While other children go for holidays since their home is so unsafe and no family member is willing to collect them to go home.
The day they were brought to Wells of Hope, their grandmother said she had been relieved of a heavy burden because she cannot look after them.
We believe that even though Wells of Hope serves as a home to Patrick and Edith, they can better be raised in a home with foster parents who can offer them love. They could still be at Wells of Hope during school time, but during holidays, they need a home they can go to and may be their foster parents could visit and check on them at Wells of Hope during school time.
Of the 128 children under our care, we have 49 children in same situation like Edith and Patrick who need foster parents . We are praying and seeking to find donor organizations or individuals that can fund us to facilitate these children to be fostered in Uganda, with possibility of being adopted .

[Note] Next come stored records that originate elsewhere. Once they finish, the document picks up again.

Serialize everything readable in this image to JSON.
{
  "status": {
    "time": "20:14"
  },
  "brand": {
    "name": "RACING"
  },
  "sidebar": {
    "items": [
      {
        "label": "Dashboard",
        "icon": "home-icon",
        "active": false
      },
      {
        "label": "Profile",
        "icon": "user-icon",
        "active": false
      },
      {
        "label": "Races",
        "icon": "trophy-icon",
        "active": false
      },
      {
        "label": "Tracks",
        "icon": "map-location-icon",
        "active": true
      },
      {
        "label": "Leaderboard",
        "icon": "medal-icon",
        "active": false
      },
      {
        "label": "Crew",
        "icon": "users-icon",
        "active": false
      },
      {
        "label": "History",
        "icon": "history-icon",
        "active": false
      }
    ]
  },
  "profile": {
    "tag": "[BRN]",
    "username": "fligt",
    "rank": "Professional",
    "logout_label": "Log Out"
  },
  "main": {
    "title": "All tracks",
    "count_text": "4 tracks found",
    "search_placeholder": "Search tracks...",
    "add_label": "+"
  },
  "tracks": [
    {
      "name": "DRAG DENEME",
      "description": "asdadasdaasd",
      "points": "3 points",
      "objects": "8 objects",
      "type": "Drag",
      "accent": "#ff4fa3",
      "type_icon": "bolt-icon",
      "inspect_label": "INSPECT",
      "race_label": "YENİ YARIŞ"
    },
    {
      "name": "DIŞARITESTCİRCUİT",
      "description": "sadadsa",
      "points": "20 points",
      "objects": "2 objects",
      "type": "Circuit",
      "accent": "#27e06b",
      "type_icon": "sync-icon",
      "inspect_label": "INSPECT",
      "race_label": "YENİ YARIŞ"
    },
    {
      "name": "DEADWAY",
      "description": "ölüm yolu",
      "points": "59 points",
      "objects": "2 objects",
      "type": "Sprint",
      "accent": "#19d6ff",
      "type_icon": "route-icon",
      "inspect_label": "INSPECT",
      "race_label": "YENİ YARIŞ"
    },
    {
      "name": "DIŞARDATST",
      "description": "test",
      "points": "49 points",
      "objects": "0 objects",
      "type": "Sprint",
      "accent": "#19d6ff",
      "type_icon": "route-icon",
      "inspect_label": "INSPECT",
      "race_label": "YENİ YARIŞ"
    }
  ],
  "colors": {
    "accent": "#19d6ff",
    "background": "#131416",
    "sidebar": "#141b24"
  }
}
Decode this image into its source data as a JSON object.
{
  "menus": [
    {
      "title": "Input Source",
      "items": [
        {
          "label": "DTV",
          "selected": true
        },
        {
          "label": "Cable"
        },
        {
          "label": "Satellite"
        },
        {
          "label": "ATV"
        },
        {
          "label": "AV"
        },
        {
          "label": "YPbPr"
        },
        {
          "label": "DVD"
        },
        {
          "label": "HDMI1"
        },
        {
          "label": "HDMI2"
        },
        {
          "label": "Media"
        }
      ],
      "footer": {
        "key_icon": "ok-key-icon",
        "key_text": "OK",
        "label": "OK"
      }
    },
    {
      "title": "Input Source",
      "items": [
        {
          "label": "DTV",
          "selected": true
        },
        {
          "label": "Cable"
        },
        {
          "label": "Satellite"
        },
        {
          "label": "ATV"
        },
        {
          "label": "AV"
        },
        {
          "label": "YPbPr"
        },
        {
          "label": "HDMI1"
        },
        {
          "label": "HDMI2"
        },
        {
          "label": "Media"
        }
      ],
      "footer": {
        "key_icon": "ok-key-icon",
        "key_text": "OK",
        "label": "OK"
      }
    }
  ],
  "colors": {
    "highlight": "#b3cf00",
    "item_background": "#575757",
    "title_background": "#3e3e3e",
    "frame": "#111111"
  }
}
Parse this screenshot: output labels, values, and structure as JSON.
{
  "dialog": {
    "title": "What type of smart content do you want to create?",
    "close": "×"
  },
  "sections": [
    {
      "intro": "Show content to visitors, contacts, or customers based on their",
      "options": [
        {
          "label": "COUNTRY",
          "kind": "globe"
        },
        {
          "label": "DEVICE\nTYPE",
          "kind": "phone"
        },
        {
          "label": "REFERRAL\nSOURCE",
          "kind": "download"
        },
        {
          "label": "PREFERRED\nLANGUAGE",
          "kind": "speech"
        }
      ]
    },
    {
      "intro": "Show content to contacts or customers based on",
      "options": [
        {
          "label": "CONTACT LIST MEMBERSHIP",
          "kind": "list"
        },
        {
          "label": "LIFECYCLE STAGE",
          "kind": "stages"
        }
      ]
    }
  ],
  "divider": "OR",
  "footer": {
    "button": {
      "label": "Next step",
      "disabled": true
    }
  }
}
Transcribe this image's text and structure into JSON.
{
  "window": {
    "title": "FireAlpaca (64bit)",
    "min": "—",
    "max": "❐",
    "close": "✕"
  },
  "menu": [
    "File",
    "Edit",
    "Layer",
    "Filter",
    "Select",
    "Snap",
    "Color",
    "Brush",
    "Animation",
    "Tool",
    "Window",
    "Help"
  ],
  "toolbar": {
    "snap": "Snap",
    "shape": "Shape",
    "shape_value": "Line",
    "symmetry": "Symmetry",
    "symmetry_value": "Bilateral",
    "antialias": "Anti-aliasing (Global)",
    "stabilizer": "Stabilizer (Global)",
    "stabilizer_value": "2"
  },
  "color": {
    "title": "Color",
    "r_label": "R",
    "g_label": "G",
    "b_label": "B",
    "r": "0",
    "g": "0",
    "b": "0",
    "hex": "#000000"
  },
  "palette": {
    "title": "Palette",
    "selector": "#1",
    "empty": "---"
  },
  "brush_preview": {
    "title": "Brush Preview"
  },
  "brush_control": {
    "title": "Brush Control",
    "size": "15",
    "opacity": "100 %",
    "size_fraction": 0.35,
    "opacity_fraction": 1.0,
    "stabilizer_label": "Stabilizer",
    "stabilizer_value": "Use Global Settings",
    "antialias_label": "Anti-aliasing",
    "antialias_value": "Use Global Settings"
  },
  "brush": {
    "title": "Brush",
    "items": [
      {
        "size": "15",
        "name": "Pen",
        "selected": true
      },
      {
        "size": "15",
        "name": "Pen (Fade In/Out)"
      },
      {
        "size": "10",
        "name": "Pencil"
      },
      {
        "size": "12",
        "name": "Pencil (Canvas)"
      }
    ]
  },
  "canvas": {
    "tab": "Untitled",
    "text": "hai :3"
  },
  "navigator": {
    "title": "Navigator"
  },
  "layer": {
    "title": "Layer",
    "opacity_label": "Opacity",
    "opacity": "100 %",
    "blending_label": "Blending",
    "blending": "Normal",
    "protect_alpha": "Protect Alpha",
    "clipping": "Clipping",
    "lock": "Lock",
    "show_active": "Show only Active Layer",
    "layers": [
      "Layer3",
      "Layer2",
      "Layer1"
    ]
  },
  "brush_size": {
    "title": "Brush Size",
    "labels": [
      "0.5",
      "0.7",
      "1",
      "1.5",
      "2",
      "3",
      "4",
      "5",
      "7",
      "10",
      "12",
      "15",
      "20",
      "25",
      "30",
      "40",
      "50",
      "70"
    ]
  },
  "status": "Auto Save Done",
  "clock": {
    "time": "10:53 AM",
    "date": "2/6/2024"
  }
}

And pray, because as we approach the long Christmas break, these children would require homes to go to, some remain at Wells of Hope and some are forced to go back but ,it really hard indescribable situation for them, and there is a risk that they may never come back or if they came back they come back in a rather worse situation that they were in before and we have to do more work to help them. In 2014 , a child was returned dead.
Please pray for these children , and specifically pray for Edith and Patrick and also opportunity exists for Edith and Patrick to be sponsored,its USD35 a month. Or if you can help in anyway,feel free to let me know.
God bless you.
Wells of Hope
P.O.Box 6315, Kampala,Uganda
Coordinator- International Coalition for Children with incarcerated Parents!
Email : firstname.lastname@example.org